By a News Reporter-Staff News Editor at Cancer Weekly -- Researchers detail new data in Nanobodies. According to news reporting originating in Ghent, Belgium, by NewsRx journalists, research stated, "Invadopodia are actin-rich protrusions arising through the orchestrated regulation of precursor assembly, stabilization, and maturation, endowing cancer cells with invasive properties. Using nanobodies (antigen-binding domains of Camelid heavy-chain antibodies) as perturbators of intracellular functions and/or protein domains at the level of the endogenous protein, we examined the specific contribution of fascin and cortactin during invadopodium formation in MDA-MB-231 breast and PC-3 prostate cancer cells."
The news reporters obtained a quote from the research from Ghent University, "A nanobody (K(d)~35 nM, 1:1 stoichiometry) that disrupts fascin F-actin bundling emphasizes the importance of stable actin bundles in invadopodium array organization and turnover, matrix degradation, and cancer cell invasion. Cortactin-SH3 dependent WIP recruitment toward the plasma membrane was specifically inhibited by a cortactin nanobody (K(d)~75 nM, 1:1 stoichiometry). This functional domain is shown to be important for formation of properly organized invadopodia, MMP-9 secretion, matrix degradation, and cancer cell invasion. Notably, using a subcellular delocalization strategy to trigger protein loss of function, we uncovered a fascin-bundling-independent role in MMP-9 secretion."
According to the news reporters, the research concluded: "Hence, we demonstrate that nanobodies enable high resolution protein function mapping in cells."
For more information on this research see: Stratifying fascin and cortactin function in invadopodium formation using inhibitory nanobodies and targeted subcellular delocalization. The Faseb Journal, 2014;28(4):1805-18 (see also Nanobodies).
Our news correspondents report that additional information may be obtained by contacting I. Van Audenhove, 1Dept. of Biochemistry, Faculty of Medicine and Health Sciences, Ghent University, Albert Baertsoenkaai 3, B-9000 Ghent, Belgium. Additional authors for this research include C. Boucherie, L. Pieters, O. Zwaenepoel, B. Vanloo, E. Martens, C. Verbrugge, G. Hassanzadeh-Ghassabeh, J. Vandekerckhove, M. Cornelissen, A. De Ganck and J. Gettemans.

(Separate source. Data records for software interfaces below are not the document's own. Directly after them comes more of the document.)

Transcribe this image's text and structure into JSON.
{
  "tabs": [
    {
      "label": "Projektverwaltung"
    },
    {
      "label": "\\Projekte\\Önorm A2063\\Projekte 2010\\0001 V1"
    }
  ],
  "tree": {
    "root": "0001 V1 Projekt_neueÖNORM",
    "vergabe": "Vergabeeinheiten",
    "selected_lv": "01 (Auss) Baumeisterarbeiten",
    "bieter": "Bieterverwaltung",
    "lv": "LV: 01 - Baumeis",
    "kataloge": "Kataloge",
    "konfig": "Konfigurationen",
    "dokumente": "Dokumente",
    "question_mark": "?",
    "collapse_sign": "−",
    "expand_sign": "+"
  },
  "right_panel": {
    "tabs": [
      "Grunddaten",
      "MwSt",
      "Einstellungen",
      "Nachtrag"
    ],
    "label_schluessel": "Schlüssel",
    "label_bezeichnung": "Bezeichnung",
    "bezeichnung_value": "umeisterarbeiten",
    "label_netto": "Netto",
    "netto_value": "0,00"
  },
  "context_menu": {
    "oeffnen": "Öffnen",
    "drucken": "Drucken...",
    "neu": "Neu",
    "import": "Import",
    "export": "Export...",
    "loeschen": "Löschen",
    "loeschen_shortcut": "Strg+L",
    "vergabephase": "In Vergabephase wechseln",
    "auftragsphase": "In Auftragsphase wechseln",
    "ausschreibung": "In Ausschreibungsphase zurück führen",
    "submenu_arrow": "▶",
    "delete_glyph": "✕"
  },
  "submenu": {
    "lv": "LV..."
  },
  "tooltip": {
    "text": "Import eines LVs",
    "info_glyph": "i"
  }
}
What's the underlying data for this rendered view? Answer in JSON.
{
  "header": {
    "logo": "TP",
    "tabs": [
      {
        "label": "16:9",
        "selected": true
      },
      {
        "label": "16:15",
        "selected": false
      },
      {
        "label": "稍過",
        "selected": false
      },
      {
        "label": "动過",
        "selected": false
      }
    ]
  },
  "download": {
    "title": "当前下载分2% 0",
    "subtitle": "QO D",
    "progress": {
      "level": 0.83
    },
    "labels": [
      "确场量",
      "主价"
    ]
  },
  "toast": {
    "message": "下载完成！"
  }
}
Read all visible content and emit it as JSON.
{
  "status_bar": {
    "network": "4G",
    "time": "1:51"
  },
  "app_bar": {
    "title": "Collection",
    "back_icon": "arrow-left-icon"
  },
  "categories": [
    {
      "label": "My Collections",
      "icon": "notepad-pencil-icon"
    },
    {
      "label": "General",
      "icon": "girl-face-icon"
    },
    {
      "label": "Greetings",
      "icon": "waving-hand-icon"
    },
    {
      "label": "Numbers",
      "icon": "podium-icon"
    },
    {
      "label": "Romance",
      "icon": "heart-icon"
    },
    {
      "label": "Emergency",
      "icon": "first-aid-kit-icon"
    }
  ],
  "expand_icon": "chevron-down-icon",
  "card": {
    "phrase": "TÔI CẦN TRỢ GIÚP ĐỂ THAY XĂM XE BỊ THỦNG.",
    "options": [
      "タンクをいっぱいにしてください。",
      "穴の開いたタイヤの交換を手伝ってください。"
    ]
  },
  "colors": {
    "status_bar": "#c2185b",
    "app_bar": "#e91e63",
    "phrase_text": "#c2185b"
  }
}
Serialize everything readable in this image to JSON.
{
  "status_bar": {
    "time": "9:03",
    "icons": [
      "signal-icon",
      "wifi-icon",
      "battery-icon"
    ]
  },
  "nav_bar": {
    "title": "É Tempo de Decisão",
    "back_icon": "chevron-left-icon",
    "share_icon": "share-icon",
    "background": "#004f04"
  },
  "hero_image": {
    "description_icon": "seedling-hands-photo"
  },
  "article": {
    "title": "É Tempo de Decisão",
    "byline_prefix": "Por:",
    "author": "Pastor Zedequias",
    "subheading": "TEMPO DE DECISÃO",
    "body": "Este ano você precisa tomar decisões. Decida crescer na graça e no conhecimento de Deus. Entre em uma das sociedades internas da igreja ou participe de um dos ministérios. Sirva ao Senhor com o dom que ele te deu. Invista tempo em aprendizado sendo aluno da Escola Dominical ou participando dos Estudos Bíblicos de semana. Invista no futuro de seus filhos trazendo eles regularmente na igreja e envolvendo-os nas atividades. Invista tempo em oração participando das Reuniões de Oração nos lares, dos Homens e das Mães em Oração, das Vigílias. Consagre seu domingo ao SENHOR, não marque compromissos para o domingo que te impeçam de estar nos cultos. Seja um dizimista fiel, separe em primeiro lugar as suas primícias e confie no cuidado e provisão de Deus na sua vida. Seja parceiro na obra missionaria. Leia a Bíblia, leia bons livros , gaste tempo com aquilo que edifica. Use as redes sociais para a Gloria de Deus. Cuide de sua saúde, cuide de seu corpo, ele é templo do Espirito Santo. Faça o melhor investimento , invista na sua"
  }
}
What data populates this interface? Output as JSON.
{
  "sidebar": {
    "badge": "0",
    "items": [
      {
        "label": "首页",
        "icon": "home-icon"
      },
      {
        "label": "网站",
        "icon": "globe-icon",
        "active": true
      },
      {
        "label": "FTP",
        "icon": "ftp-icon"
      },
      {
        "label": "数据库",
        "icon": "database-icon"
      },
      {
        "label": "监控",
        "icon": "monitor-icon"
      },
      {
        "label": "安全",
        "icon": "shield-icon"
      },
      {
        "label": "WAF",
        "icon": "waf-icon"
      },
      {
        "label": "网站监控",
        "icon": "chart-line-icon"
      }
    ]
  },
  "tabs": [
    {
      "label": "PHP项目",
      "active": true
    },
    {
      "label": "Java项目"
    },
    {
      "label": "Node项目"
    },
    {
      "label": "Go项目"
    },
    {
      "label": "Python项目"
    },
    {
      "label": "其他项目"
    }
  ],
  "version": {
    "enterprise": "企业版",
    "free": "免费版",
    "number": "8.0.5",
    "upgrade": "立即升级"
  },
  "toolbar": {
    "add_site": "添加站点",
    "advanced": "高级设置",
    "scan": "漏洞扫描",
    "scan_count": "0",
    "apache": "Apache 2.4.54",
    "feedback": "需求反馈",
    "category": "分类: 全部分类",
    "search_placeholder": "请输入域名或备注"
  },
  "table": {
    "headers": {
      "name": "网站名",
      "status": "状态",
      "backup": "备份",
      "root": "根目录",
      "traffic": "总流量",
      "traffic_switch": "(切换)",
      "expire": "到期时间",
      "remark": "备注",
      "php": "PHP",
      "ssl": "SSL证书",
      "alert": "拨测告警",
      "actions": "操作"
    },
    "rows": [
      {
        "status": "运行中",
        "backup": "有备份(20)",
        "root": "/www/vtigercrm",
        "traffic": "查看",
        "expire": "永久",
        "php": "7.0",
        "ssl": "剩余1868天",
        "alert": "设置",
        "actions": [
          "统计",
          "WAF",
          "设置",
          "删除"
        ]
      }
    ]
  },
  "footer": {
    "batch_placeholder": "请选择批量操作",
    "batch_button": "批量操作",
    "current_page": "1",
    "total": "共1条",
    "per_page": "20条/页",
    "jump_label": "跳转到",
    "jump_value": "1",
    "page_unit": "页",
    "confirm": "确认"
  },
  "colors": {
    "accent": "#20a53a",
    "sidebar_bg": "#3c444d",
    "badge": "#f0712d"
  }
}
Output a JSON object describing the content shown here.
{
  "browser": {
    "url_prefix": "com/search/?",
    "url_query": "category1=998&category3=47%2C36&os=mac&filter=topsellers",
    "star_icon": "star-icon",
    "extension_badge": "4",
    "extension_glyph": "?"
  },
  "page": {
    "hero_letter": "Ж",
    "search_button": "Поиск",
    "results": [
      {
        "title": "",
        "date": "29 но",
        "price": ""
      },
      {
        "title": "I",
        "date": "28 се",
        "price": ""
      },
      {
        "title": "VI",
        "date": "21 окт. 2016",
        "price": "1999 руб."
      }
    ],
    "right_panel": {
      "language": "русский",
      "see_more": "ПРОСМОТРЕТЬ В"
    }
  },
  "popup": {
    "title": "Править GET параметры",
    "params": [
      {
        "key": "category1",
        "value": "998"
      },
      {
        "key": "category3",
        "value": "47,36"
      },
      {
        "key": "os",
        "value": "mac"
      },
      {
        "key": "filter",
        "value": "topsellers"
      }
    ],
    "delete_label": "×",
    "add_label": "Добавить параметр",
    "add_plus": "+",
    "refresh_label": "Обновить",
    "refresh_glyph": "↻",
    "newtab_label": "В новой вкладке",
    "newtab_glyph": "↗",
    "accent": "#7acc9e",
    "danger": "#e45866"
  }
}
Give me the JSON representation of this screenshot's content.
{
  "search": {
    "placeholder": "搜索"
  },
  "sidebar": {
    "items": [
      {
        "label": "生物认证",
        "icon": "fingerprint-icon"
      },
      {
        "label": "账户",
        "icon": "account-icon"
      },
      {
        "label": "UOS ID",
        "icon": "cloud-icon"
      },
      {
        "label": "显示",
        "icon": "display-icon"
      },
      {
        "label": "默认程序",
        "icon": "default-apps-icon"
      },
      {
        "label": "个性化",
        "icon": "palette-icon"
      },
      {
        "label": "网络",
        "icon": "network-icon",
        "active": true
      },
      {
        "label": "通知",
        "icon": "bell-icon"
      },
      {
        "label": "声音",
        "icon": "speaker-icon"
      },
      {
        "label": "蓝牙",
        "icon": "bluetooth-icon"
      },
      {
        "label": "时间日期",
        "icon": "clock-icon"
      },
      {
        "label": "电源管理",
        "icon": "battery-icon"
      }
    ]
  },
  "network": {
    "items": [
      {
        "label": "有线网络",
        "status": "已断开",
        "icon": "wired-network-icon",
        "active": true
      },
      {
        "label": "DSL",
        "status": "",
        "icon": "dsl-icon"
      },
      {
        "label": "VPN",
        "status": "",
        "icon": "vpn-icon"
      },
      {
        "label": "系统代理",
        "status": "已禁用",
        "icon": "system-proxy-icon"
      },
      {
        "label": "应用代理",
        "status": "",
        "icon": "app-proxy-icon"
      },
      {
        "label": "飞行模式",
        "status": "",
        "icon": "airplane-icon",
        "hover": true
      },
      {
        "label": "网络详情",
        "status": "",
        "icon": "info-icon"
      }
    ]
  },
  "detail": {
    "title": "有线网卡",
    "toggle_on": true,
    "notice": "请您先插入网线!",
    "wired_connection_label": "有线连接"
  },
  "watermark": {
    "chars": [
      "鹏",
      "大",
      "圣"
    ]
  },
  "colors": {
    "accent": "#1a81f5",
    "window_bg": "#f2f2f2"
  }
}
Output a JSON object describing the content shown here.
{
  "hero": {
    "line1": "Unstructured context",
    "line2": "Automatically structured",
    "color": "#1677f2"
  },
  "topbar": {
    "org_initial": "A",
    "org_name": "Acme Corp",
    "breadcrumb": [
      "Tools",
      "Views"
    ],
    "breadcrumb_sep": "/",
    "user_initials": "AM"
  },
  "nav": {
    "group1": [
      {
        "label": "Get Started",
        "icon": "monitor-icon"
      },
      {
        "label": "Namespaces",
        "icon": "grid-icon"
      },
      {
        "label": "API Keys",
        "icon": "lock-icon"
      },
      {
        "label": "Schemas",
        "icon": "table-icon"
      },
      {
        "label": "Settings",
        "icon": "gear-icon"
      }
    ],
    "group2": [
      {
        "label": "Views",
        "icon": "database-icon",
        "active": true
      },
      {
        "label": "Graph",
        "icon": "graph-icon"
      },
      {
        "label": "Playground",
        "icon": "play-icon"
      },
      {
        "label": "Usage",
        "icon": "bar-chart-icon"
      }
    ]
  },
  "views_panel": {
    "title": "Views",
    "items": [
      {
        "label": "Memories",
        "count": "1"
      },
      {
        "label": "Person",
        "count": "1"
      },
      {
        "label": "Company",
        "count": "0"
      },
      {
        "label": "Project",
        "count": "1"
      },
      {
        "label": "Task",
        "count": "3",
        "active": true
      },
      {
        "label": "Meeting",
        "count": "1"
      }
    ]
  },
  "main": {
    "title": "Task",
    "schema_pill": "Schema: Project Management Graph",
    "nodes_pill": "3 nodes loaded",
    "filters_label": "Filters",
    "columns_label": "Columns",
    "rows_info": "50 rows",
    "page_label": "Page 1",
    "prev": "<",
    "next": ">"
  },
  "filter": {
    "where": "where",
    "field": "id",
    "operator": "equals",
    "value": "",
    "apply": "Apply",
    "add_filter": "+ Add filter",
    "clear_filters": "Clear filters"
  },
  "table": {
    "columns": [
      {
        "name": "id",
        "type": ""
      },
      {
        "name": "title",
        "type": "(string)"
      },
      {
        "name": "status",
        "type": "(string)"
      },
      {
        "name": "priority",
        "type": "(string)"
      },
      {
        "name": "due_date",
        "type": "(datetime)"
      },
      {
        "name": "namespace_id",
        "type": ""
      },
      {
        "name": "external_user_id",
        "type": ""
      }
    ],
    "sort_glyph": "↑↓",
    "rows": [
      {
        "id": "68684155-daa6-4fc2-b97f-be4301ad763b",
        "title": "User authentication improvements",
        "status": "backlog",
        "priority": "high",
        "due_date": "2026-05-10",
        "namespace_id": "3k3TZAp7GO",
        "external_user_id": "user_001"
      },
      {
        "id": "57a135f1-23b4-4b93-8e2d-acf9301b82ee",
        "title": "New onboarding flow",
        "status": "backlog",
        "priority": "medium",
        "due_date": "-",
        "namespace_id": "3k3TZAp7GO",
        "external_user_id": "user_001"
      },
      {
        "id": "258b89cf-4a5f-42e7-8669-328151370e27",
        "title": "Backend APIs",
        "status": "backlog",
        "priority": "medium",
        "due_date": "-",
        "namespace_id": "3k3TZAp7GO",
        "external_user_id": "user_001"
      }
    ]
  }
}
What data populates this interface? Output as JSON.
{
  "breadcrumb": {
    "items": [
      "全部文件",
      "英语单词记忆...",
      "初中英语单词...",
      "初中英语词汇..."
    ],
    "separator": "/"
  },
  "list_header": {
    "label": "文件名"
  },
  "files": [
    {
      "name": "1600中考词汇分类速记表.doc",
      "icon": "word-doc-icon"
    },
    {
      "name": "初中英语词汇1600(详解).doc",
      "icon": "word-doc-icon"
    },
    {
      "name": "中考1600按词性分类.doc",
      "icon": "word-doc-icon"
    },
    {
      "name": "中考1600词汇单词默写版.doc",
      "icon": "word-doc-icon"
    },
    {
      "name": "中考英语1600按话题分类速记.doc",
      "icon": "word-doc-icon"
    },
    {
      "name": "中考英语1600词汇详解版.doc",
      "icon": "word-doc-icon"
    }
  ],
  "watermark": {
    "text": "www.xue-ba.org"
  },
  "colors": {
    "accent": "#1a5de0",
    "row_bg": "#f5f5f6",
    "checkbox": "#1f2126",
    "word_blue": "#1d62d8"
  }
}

Keywords for this news article include: Ghent, Europe, Cancer, Belgium, Oncology, Nanobodies, Nanotechnology, Emerging Technologies.
Our reports deliver fact-based news of research and discoveries from around the world. Copyright 2014, NewsRx LLC